(Data about app and page elements)
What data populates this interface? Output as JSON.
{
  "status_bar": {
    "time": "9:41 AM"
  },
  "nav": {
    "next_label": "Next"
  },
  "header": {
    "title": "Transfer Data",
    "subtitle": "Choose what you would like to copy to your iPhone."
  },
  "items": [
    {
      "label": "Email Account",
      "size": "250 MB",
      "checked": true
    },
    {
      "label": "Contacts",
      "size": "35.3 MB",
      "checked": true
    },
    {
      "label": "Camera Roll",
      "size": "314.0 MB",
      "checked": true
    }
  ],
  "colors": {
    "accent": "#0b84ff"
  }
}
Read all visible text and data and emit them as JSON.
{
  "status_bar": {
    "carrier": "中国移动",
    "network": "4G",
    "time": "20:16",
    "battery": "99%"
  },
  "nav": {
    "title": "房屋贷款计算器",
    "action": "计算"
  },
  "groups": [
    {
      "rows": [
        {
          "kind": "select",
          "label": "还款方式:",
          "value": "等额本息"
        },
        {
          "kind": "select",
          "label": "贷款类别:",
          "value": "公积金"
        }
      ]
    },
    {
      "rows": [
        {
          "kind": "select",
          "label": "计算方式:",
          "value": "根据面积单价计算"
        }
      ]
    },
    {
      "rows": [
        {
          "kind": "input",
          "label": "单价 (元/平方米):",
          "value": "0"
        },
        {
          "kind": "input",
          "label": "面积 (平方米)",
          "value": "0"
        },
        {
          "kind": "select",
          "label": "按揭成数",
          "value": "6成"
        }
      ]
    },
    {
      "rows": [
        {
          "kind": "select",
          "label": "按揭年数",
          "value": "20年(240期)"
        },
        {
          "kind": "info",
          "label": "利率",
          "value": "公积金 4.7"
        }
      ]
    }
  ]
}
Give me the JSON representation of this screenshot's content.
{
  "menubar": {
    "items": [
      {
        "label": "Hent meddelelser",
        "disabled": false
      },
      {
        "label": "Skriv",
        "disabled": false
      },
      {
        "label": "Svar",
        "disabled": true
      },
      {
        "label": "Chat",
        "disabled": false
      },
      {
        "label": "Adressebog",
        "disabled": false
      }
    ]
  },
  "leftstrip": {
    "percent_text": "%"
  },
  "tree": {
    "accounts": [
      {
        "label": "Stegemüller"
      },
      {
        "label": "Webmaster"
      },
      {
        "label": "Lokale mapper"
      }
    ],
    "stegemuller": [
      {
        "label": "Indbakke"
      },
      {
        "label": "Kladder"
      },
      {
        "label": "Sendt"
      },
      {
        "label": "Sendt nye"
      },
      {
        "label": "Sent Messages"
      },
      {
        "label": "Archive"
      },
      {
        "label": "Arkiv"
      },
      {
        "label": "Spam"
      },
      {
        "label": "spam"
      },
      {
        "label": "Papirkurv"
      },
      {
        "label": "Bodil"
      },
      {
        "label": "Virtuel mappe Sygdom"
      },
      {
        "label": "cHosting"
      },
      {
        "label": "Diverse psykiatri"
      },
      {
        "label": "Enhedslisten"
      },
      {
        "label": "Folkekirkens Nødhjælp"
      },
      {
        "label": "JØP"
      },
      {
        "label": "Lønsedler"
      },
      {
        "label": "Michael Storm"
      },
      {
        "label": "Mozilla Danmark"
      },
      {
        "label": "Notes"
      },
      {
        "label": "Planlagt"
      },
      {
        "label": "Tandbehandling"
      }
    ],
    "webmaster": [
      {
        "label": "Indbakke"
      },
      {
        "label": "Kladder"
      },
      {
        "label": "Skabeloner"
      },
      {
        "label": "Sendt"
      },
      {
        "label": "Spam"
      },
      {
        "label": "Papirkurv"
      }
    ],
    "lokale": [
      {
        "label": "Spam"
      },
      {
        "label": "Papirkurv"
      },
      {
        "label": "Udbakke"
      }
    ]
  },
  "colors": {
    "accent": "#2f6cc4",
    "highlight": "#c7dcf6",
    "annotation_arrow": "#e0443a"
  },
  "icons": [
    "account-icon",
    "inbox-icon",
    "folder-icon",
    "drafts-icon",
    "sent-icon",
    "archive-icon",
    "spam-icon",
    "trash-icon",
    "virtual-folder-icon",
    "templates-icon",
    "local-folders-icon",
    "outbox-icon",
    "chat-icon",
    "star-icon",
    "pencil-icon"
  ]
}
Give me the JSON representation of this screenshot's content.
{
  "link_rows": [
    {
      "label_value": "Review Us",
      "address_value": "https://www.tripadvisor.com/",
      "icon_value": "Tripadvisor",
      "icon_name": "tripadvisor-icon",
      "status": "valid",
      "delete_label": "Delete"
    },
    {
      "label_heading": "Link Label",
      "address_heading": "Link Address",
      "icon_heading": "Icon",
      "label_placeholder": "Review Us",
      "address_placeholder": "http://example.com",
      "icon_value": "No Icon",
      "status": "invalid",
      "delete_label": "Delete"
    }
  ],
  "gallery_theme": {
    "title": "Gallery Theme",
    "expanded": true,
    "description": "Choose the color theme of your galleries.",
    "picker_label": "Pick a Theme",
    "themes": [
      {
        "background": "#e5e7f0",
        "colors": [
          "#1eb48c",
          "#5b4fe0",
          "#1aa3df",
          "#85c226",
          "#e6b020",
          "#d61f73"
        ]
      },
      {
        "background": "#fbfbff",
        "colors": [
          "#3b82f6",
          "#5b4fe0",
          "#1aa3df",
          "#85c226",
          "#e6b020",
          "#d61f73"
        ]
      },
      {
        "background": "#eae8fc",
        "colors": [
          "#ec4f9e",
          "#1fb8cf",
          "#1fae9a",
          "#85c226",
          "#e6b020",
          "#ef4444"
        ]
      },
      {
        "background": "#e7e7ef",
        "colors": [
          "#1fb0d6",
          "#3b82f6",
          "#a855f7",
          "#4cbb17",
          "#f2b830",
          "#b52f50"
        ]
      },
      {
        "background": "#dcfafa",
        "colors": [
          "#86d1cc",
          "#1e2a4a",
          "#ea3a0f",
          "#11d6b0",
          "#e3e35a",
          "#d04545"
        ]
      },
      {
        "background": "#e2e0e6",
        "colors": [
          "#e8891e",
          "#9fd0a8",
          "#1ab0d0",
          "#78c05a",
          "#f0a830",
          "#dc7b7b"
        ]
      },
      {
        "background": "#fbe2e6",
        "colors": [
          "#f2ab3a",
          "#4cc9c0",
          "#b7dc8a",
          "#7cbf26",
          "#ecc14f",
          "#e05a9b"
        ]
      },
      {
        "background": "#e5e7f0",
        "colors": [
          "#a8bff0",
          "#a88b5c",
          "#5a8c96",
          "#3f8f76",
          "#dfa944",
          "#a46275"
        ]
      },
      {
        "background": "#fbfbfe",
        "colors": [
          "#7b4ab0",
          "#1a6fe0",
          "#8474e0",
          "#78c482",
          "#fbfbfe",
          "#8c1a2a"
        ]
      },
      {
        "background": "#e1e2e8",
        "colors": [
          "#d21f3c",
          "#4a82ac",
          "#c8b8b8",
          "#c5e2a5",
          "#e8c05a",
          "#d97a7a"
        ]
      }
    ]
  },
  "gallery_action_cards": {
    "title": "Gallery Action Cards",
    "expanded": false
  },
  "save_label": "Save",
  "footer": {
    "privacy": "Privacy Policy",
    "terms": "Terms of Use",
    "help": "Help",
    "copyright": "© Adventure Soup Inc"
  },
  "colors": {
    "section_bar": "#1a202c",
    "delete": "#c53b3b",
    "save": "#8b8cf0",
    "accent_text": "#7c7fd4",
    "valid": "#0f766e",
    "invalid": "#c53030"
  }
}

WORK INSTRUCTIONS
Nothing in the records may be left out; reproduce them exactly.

OUTPUT BELOW
What data populates this interface? Output as JSON.
{
  "status_bar": {
    "time": "9:41 AM"
  },
  "nav": {
    "next_label": "Next"
  },
  "header": {
    "title": "Transfer Data",
    "subtitle": "Choose what you would like to copy to your iPhone."
  },
  "items": [
    {
      "label": "Email Account",
      "size": "250 MB",
      "checked": true
    },
    {
      "label": "Contacts",
      "size": "35.3 MB",
      "checked": true
    },
    {
      "label": "Camera Roll",
      "size": "314.0 MB",
      "checked": true
    }
  ],
  "colors": {
    "accent": "#0b84ff"
  }
}
Read all visible text and data and emit them as JSON.
{
  "status_bar": {
    "carrier": "中国移动",
    "network": "4G",
    "time": "20:16",
    "battery": "99%"
  },
  "nav": {
    "title": "房屋贷款计算器",
    "action": "计算"
  },
  "groups": [
    {
      "rows": [
        {
          "kind": "select",
          "label": "还款方式:",
          "value": "等额本息"
        },
        {
          "kind": "select",
          "label": "贷款类别:",
          "value": "公积金"
        }
      ]
    },
    {
      "rows": [
        {
          "kind": "select",
          "label": "计算方式:",
          "value": "根据面积单价计算"
        }
      ]
    },
    {
      "rows": [
        {
          "kind": "input",
          "label": "单价 (元/平方米):",
          "value": "0"
        },
        {
          "kind": "input",
          "label": "面积 (平方米)",
          "value": "0"
        },
        {
          "kind": "select",
          "label": "按揭成数",
          "value": "6成"
        }
      ]
    },
    {
      "rows": [
        {
          "kind": "select",
          "label": "按揭年数",
          "value": "20年(240期)"
        },
        {
          "kind": "info",
          "label": "利率",
          "value": "公积金 4.7"
        }
      ]
    }
  ]
}
Give me the JSON representation of this screenshot's content.
{
  "menubar": {
    "items": [
      {
        "label": "Hent meddelelser",
        "disabled": false
      },
      {
        "label": "Skriv",
        "disabled": false
      },
      {
        "label": "Svar",
        "disabled": true
      },
      {
        "label": "Chat",
        "disabled": false
      },
      {
        "label": "Adressebog",
        "disabled": false
      }
    ]
  },
  "leftstrip": {
    "percent_text": "%"
  },
  "tree": {
    "accounts": [
      {
        "label": "Stegemüller"
      },
      {
        "label": "Webmaster"
      },
      {
        "label": "Lokale mapper"
      }
    ],
    "stegemuller": [
      {
        "label": "Indbakke"
      },
      {
        "label": "Kladder"
      },
      {
        "label": "Sendt"
      },
      {
        "label": "Sendt nye"
      },
      {
        "label": "Sent Messages"
      },
      {
        "label": "Archive"
      },
      {
        "label": "Arkiv"
      },
      {
        "label": "Spam"
      },
      {
        "label": "spam"
      },
      {
        "label": "Papirkurv"
      },
      {
        "label": "Bodil"
      },
      {
        "label": "Virtuel mappe Sygdom"
      },
      {
        "label": "cHosting"
      },
      {
        "label": "Diverse psykiatri"
      },
      {
        "label": "Enhedslisten"
      },
      {
        "label": "Folkekirkens Nødhjælp"
      },
      {
        "label": "JØP"
      },
      {
        "label": "Lønsedler"
      },
      {
        "label": "Michael Storm"
      },
      {
        "label": "Mozilla Danmark"
      },
      {
        "label": "Notes"
      },
      {
        "label": "Planlagt"
      },
      {
        "label": "Tandbehandling"
      }
    ],
    "webmaster": [
      {
        "label": "Indbakke"
      },
      {
        "label": "Kladder"
      },
      {
        "label": "Skabeloner"
      },
      {
        "label": "Sendt"
      },
      {
        "label": "Spam"
      },
      {
        "label": "Papirkurv"
      }
    ],
    "lokale": [
      {
        "label": "Spam"
      },
      {
        "label": "Papirkurv"
      },
      {
        "label": "Udbakke"
      }
    ]
  },
  "colors": {
    "accent": "#2f6cc4",
    "highlight": "#c7dcf6",
    "annotation_arrow": "#e0443a"
  },
  "icons": [
    "account-icon",
    "inbox-icon",
    "folder-icon",
    "drafts-icon",
    "sent-icon",
    "archive-icon",
    "spam-icon",
    "trash-icon",
    "virtual-folder-icon",
    "templates-icon",
    "local-folders-icon",
    "outbox-icon",
    "chat-icon",
    "star-icon",
    "pencil-icon"
  ]
}
Give me the JSON representation of this screenshot's content.
{
  "link_rows": [
    {
      "label_value": "Review Us",
      "address_value": "https://www.tripadvisor.com/",
      "icon_value": "Tripadvisor",
      "icon_name": "tripadvisor-icon",
      "status": "valid",
      "delete_label": "Delete"
    },
    {
      "label_heading": "Link Label",
      "address_heading": "Link Address",
      "icon_heading": "Icon",
      "label_placeholder": "Review Us",
      "address_placeholder": "http://example.com",
      "icon_value": "No Icon",
      "status": "invalid",
      "delete_label": "Delete"
    }
  ],
  "gallery_theme": {
    "title": "Gallery Theme",
    "expanded": true,
    "description": "Choose the color theme of your galleries.",
    "picker_label": "Pick a Theme",
    "themes": [
      {
        "background": "#e5e7f0",
        "colors": [
          "#1eb48c",
          "#5b4fe0",
          "#1aa3df",
          "#85c226",
          "#e6b020",
          "#d61f73"
        ]
      },
      {
        "background": "#fbfbff",
        "colors": [
          "#3b82f6",
          "#5b4fe0",
          "#1aa3df",
          "#85c226",
          "#e6b020",
          "#d61f73"
        ]
      },
      {
        "background": "#eae8fc",
        "colors": [
          "#ec4f9e",
          "#1fb8cf",
          "#1fae9a",
          "#85c226",
          "#e6b020",
          "#ef4444"
        ]
      },
      {
        "background": "#e7e7ef",
        "colors": [
          "#1fb0d6",
          "#3b82f6",
          "#a855f7",
          "#4cbb17",
          "#f2b830",
          "#b52f50"
        ]
      },
      {
        "background": "#dcfafa",
        "colors": [
          "#86d1cc",
          "#1e2a4a",
          "#ea3a0f",
          "#11d6b0",
          "#e3e35a",
          "#d04545"
        ]
      },
      {
        "background": "#e2e0e6",
        "colors": [
          "#e8891e",
          "#9fd0a8",
          "#1ab0d0",
          "#78c05a",
          "#f0a830",
          "#dc7b7b"
        ]
      },
      {
        "background": "#fbe2e6",
        "colors": [
          "#f2ab3a",
          "#4cc9c0",
          "#b7dc8a",
          "#7cbf26",
          "#ecc14f",
          "#e05a9b"
        ]
      },
      {
        "background": "#e5e7f0",
        "colors": [
          "#a8bff0",
          "#a88b5c",
          "#5a8c96",
          "#3f8f76",
          "#dfa944",
          "#a46275"
        ]
      },
      {
        "background": "#fbfbfe",
        "colors": [
          "#7b4ab0",
          "#1a6fe0",
          "#8474e0",
          "#78c482",
          "#fbfbfe",
          "#8c1a2a"
        ]
      },
      {
        "background": "#e1e2e8",
        "colors": [
          "#d21f3c",
          "#4a82ac",
          "#c8b8b8",
          "#c5e2a5",
          "#e8c05a",
          "#d97a7a"
        ]
      }
    ]
  },
  "gallery_action_cards": {
    "title": "Gallery Action Cards",
    "expanded": false
  },
  "save_label": "Save",
  "footer": {
    "privacy": "Privacy Policy",
    "terms": "Terms of Use",
    "help": "Help",
    "copyright": "© Adventure Soup Inc"
  },
  "colors": {
    "section_bar": "#1a202c",
    "delete": "#c53b3b",
    "save": "#8b8cf0",
    "accent_text": "#7c7fd4",
    "valid": "#0f766e",
    "invalid": "#c53030"
  }
}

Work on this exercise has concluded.